Photo Credit: Unsplash
With 2020 in the rearview mirror, Canadian CRE investors and business leaders are looking forward to a possibly brighter future in 2021. The COVID-19 pandemic had an immeasurable impact on the global economies, affecting people and businesses of all types and narrowing profit margins for all.
However, with the introduction of the vaccine, we’re looking at CRE market stabilization and a slow return to normal. Let’s take a look at the expert 2021 forecast by Avison Young of what this year may bring to the multi-family, office, industrial, and retail sectors and what this means for Canadian CRE investors.
Multi-Family Property Types Favored by Investors
Canadian investors have long favored multi-family properties as they involve low risk and high reward.

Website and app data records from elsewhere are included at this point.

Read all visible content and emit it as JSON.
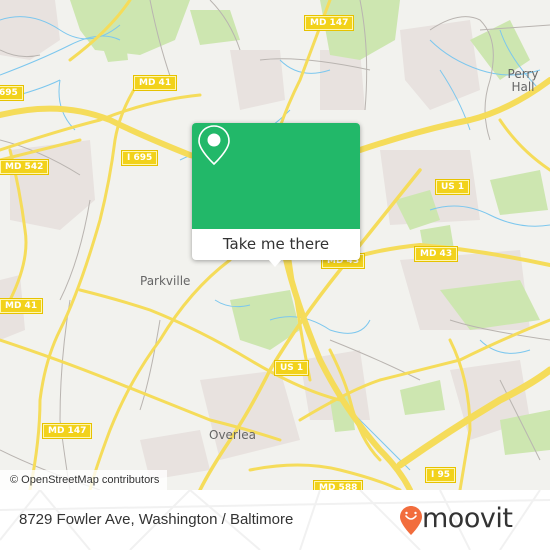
{
  "map": {
    "colors": {
      "background": "#f2f2ee",
      "park": "#cde6b0",
      "residential": "#e8e2df",
      "road_major": "#f5dc5a",
      "road_minor": "#b9b4b0",
      "water": "#7cc7ee",
      "shield": "#f2d21b",
      "accent": "#22b869",
      "brand": "#f26d3d"
    },
    "road_shields": [
      {
        "id": "md147-top",
        "label": "MD 147"
      },
      {
        "id": "md41-top",
        "label": "MD 41"
      },
      {
        "id": "i695-left",
        "label": "695"
      },
      {
        "id": "i695",
        "label": "I 695"
      },
      {
        "id": "md542",
        "label": "MD 542"
      },
      {
        "id": "us1-top",
        "label": "US 1"
      },
      {
        "id": "md43",
        "label": "MD 43"
      },
      {
        "id": "md43-under",
        "label": "MD 43"
      },
      {
        "id": "md41-left",
        "label": "MD 41"
      },
      {
        "id": "us1-mid",
        "label": "US 1"
      },
      {
        "id": "md147-bottom",
        "label": "MD 147"
      },
      {
        "id": "i95",
        "label": "I 95"
      },
      {
        "id": "md588",
        "label": "MD 588"
      }
    ],
    "places": [
      {
        "id": "perry-hall",
        "label": "Perry\nHall"
      },
      {
        "id": "parkville",
        "label": "Parkville"
      },
      {
        "id": "overlea",
        "label": "Overlea"
      }
    ],
    "attribution": "© OpenStreetMap contributors"
  },
  "popup": {
    "icon": "location-pin-icon",
    "button_label": "Take me there"
  },
  "footer": {
    "address": "8729 Fowler Ave, Washington / Baltimore",
    "brand_name": "moovit",
    "brand_icon": "moovit-smile-pin-icon"
  }
}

Despite the pandemic and the accompanying uncertainty associated with employment and the economy, multi-family property types have remained in good standing.
The demand for these properties remains high throughout Canada, and the expectations of this trend is expected to remain high well into 2021. With the support of the Bank of Canada and the imposed decision to keep interest rates at 0.23% by 2023, investments in multi-family properties are on the rise.

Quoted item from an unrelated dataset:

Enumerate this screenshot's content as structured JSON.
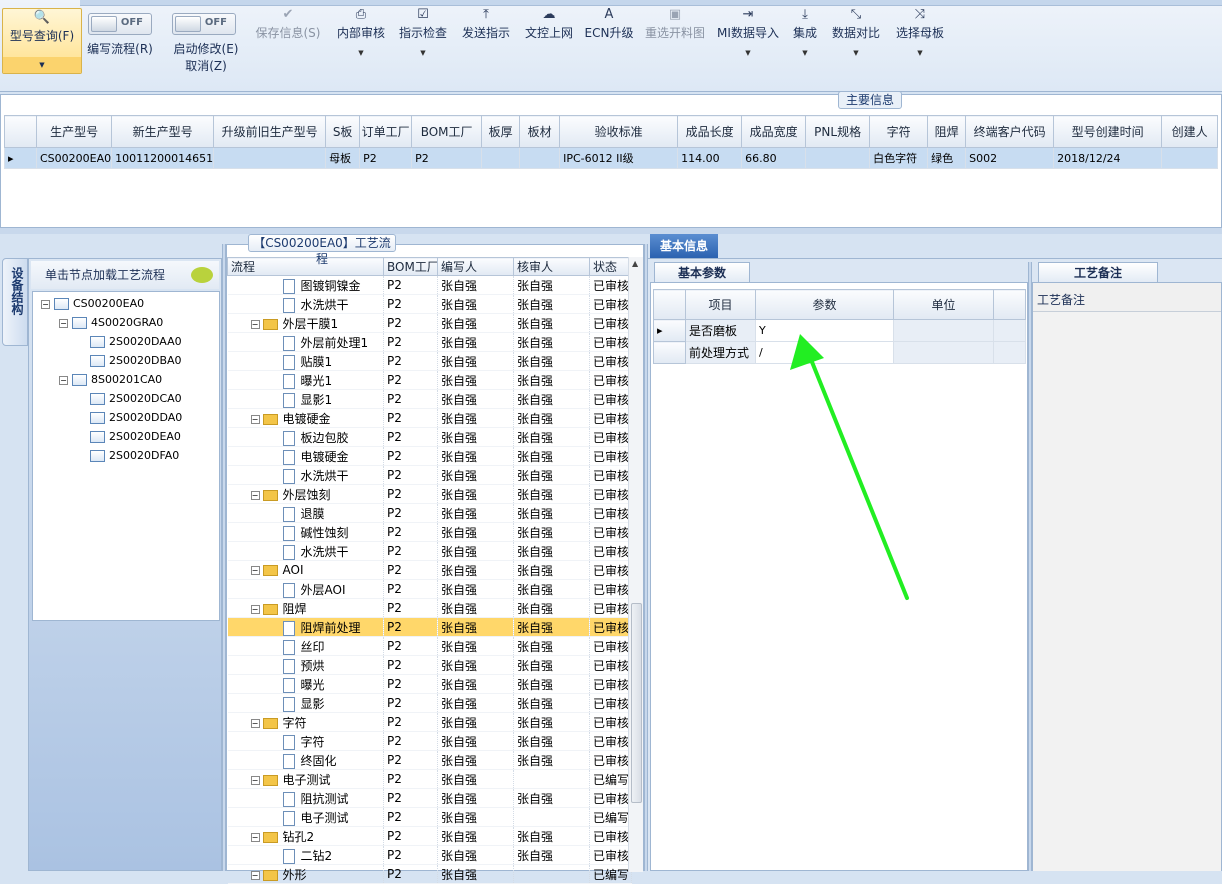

Offices Under a Question Mark
The office sector was severely affected by the imposed measures to contain the COVID-19 pandemic. There was an increase in work-from-home (WFH) orders, and businesses with office expansion plans had to put them on hold.

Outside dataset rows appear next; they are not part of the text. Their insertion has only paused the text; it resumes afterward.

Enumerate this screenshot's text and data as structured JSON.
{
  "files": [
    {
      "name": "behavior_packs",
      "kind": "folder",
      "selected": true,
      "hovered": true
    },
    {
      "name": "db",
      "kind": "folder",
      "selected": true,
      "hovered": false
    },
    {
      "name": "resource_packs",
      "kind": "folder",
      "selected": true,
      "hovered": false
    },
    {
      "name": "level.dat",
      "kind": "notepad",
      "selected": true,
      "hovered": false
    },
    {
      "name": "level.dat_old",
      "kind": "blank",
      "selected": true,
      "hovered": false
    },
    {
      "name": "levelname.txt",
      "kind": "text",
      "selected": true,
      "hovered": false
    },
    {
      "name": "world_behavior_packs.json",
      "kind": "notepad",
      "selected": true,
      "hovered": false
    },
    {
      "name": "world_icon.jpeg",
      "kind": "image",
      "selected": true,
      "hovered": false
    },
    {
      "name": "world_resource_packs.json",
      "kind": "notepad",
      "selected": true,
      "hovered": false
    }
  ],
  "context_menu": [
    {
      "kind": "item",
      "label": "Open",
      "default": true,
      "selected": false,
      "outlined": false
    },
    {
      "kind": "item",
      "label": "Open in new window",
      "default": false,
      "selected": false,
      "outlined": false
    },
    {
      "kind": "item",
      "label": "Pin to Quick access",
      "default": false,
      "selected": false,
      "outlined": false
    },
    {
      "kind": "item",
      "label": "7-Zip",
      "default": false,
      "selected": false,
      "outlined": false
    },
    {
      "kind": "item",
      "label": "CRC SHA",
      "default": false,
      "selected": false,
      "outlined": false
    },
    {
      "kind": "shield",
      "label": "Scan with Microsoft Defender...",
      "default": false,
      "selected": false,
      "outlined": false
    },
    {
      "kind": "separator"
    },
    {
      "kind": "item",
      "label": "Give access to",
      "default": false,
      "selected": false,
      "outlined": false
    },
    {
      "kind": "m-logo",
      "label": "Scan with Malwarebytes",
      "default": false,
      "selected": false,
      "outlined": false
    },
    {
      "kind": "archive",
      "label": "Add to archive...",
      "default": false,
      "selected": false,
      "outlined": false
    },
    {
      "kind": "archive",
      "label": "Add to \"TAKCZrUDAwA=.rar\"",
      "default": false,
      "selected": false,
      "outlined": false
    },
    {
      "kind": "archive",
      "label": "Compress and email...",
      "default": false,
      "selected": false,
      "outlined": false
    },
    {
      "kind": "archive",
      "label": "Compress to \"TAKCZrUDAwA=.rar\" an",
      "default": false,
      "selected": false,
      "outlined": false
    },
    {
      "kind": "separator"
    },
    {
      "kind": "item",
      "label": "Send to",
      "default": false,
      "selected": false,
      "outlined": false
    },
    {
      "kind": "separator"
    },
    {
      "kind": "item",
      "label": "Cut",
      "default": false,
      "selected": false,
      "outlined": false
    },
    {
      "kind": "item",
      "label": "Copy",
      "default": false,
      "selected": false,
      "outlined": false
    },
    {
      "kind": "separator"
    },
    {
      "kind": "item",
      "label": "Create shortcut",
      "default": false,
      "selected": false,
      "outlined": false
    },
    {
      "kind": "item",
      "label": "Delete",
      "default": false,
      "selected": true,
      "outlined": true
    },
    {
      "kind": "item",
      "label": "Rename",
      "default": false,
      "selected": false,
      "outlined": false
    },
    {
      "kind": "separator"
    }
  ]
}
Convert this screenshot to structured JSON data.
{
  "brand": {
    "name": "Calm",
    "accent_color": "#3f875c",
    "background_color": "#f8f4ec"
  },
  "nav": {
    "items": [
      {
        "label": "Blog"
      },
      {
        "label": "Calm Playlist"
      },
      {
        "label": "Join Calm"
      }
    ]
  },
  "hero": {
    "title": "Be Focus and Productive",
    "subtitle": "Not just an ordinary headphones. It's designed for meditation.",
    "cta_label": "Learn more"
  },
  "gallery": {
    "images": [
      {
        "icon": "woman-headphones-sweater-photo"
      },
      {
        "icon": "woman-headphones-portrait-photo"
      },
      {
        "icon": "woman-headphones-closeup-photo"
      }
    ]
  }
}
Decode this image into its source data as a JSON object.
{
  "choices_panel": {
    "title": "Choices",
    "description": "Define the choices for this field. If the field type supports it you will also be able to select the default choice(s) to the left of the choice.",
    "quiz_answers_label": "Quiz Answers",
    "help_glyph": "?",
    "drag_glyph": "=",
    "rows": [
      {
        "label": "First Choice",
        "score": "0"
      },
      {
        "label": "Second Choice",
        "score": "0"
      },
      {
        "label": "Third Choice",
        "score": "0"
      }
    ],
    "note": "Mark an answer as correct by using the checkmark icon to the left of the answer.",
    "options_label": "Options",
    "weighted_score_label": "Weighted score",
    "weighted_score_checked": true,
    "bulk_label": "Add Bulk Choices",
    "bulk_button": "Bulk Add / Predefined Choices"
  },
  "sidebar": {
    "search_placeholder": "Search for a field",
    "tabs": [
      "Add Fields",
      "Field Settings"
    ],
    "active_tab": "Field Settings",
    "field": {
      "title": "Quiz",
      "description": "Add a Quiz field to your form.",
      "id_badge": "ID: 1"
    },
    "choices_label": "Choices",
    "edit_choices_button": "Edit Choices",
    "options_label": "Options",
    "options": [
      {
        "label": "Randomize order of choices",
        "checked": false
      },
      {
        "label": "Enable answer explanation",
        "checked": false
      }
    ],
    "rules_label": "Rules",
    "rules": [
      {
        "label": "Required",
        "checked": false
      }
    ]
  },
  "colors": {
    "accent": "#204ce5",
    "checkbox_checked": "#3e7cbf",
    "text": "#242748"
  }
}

Avison Young analysts forecast that we could see fewer employees choosing to return to the office (RTO) every day, even after the pandemic’s been dealt with. The idea that traditional workplace models returning is not likely for many businesses, as WFH has proven to bring unique benefits.
Furthermore, even with office supply being high right now, demand remains low. There are some tech companies making large space commitments in major hubs (Vancouver, Ottawa, Montreal and Toronto), while simultaneously issuing indefinite WFH plans and putting space up for sublease.
As of third quarter of 2020, the national vacancy for office was 10.9% and it is forecasted that that will rise in 2021 to 12.0% by year-end. The unknown continues to be if tenants will RTO or WFH post-COVID.
Retail Space Best Redeveloped as Mixed-Use Property
The pandemic caused the most significant problems for the Canadian retail market. Shortened hours, social distancing measures, and ordered closures have impacted retail, unlike any other category.
Businesses in retail mostly managed to stay afloat by moving to the world of e-commerce or coming up with innovative ideas to stay open, including, offering deliveries and curb-side pickups where possible.
While 2021 is expected to be a slightly better year for the retail market, investors are cautious. It is expected that the best move is repurposing retail space as a mixed-use space. With available retail locations, offices, and residential space, those in the retail market stand to improve their outlook.
Industrial Sector Shows Resilience Through the Pandemic
If there was one sector that thrived amidst the pandemic, it is the industrial sector. Industrial vacancy remained virtually at all-time lows. Toronto saw a mere 1.1% vacancy, Vancouver, Montreal, and Ottawa, only 1.3%, 1.6%, and 1.8%, respectively.
Industrial property rents remained largely stable through 2020, rising mostly around metro areas. The surprising resilience and stability of the industrial property market mean that 2021 brings good news for the sector.
Although it will be a while before things fully return to normal, things are looking up in the Canadian CRE market. Robust responses to the pandemic by the government, low-cost financing, and the abundance of capital on the sidelines ready to acquire assets will occur as investors become better informed. There are also multiple sources of capital in the market and demand for Canadian CRE is growing, especially for mixed-use, industrial and multi-family properties.